Marriage and family-strengthening programs seek to develop participants’ relationship skills (e.g. communication, problem solving) in order to develop and sustain healthy relationships, marriages and families. Learning how to create and maintain a stable relationship is important especially for parents because of the higher poverty rates associated with single parenthood and divorce.6 Close to 75 percent of children in single-parent homes will experience poverty before they reach 11 years old, compared with 20 percent of children in two-parent homes.7 Economic and other disadvantages related to the absence of a parent and unhealthy family relationships can negatively affect children’s academic performance and social development8 while also limiting their long-term economic prospects.9 On average, children from married-parent families are less likely to have a teen birth,10 drop out of school,11 have health problems12 and psychological disorders,13 and commit crimes.14 They are more likely than children in single-parent homes to attain positive outcomes15 and have higher grade point averages and vocabulary test scores,16 go to college, achieve better labor market outcomes,17 and have more stable marriages.18
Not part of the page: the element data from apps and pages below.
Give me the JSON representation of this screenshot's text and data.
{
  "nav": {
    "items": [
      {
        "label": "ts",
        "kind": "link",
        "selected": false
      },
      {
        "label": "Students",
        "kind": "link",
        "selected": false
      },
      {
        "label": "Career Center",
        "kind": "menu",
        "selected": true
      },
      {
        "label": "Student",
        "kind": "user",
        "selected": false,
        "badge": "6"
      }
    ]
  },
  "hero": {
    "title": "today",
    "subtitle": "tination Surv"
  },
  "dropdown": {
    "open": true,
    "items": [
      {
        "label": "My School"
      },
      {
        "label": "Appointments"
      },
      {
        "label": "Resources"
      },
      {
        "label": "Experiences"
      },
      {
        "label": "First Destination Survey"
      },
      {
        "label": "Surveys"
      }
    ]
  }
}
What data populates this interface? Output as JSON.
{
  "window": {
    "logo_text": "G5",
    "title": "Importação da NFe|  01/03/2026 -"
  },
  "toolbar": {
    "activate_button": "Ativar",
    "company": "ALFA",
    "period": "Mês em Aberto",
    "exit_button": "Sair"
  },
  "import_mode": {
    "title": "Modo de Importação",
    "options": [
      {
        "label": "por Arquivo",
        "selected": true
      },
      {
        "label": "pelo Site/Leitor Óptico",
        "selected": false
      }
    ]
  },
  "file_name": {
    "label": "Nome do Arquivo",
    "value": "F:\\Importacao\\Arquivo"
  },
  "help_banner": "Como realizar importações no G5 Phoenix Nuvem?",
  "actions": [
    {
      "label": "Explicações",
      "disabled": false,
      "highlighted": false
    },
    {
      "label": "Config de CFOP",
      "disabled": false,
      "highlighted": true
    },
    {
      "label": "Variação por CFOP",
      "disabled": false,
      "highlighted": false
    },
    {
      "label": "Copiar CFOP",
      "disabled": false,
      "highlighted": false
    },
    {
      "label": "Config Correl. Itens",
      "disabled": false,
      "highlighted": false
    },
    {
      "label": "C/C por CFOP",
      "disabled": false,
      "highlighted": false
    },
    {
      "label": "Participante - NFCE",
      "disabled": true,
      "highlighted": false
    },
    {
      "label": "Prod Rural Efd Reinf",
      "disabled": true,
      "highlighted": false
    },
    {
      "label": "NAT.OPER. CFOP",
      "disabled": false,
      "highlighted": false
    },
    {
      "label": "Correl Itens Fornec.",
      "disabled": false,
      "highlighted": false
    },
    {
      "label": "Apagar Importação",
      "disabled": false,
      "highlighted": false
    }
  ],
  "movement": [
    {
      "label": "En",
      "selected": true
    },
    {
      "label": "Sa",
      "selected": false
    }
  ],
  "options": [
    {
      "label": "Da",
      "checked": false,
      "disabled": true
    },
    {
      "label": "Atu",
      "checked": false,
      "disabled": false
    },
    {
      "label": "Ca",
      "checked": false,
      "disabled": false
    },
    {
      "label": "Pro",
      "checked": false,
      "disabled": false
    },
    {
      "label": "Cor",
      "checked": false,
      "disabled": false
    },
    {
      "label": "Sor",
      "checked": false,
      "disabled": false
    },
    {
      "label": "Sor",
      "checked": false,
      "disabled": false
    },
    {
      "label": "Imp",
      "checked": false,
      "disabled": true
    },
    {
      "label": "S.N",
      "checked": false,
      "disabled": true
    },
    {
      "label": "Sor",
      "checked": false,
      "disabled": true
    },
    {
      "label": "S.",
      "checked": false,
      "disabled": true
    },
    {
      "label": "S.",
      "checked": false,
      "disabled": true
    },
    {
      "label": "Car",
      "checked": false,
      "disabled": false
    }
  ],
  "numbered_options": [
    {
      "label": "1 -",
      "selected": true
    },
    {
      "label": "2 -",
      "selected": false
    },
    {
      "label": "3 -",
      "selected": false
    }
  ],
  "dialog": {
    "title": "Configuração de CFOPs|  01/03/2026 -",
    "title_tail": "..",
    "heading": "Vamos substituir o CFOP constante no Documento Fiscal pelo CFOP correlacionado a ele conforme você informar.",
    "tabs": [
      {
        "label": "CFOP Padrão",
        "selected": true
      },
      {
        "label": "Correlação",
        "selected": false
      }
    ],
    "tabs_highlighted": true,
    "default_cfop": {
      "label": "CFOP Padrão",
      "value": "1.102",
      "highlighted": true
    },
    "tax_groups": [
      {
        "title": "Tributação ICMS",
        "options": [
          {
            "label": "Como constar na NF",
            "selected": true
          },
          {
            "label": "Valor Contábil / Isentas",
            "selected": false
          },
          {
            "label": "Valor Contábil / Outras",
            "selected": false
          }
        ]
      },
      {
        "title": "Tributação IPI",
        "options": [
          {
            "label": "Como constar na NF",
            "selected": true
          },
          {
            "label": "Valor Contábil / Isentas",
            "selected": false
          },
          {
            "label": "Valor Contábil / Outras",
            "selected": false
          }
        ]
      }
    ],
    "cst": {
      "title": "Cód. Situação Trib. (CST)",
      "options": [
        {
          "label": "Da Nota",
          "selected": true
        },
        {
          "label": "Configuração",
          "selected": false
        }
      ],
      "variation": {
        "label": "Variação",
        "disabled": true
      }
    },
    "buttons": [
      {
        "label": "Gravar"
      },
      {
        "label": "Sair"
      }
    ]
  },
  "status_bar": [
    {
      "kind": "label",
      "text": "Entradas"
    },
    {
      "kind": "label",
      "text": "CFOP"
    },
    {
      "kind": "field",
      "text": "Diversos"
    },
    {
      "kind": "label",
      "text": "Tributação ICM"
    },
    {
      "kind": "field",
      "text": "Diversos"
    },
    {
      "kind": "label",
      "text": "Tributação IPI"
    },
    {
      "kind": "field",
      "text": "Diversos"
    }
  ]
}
Due to these economic and social consequences associated with family break-up, family conflict, and absent parents, the federally sponsored Healthy Marriage Initiative (HMI) was enacted to implement broad-based marriage education programs nationwide at the local level to strengthen healthy family relationships and marriages. Over 125 grantees around the country are providing relationship skill-building services, including mentoring services, education in schools, and other marriage education classes for adults who want to strengthen their marriage or relationship, are considering marriage, or who are at risk of getting a divorce. In addition, over 100 grantees are providing services to fathers and their partners to improve family functioning through a menu of services that includes parenting and marriage education.
Marriage and family-strengthening programs provide families and individuals with the support, knowledge, and skills necessary to build stable families so that they can achieve their goals, both financial and otherwise. These programs focus on skill-building and address important issues, such as conflict management, communication skills, developing and maintaining fun and friendship, understanding commitment and trust, and developing shared long-term goals as a couple or family. Relationship skills educators recognize and address expectations about relationships that come from families of origin and early experiences, and are adept at recognizing hidden barriers to stability. One example of a family-strengthening curriculum, Family Wellness, is provided in Figure 1.
It is important to note that marriage and relationship skills education programs provide a different set of services than marital or family counseling. Counseling includes treatment of couple-specific issues and conflicts whereas marriage and relationship skills education provides a skill-building curriculum geared toward prevention of family problems. While marital counseling by definition occurs with a married couple, marriage education programs may work with individuals to develop their relationship skills in anticipation of future relationships or with couples that are considering marriage or recently married.
One primary goal of the HMI is to broaden the target group receiving marriage education services and reach out to families that may otherwise might not know about, or have access to, marriage education and family-strengthening programs. Marriage education services for low-income couples, as well as diverse ethnic groups and families, are being widely funded by Federal grants. Programs that target a specific ethnic group have been established, including the African-American Healthy Marriage Initiative and the Hispanic Healthy Marriage Initiative. These programs are culturally adapted to better understand issues unique to the populations being served. Programs that teach about marriage and building healthy relationships serve all types of people: unmarried or married couples, individuals who are not married who want to learn about what it takes to develop a successful relationship and marriage, and even young people who want to learn more about healthy relationships and how to identify a good partner.